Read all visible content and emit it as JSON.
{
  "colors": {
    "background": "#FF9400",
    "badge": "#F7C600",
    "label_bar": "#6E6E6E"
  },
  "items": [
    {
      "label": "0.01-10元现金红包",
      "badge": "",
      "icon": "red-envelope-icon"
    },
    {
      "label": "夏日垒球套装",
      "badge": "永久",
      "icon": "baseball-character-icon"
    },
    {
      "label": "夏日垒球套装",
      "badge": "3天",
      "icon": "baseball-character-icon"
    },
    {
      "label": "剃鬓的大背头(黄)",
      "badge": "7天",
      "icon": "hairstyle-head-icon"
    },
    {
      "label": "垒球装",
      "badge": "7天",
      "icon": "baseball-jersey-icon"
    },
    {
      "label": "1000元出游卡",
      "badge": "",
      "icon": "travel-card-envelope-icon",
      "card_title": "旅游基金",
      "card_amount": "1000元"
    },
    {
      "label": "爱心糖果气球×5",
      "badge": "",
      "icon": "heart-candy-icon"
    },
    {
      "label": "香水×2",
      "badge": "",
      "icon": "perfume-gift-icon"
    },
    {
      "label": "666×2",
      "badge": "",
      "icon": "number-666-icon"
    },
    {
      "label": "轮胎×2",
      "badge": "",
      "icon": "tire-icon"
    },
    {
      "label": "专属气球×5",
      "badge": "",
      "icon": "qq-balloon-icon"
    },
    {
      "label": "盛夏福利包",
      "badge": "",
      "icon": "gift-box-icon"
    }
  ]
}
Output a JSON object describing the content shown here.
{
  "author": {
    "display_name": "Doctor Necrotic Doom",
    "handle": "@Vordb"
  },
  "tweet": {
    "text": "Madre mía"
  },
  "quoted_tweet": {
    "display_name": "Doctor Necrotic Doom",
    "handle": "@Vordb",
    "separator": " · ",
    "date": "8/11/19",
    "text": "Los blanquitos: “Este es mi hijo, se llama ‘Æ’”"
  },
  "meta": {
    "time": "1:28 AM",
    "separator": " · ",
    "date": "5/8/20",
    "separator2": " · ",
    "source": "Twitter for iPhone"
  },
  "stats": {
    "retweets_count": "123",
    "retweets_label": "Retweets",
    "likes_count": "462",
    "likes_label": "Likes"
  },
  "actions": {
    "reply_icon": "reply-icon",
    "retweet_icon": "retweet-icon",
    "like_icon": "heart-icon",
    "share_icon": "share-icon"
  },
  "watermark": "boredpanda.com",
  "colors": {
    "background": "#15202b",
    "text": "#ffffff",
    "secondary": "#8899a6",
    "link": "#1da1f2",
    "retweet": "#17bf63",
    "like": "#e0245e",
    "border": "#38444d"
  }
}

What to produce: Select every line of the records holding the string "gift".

Written answer:
      "icon": "perfume-gift-icon"
      "icon": "gift-box-icon"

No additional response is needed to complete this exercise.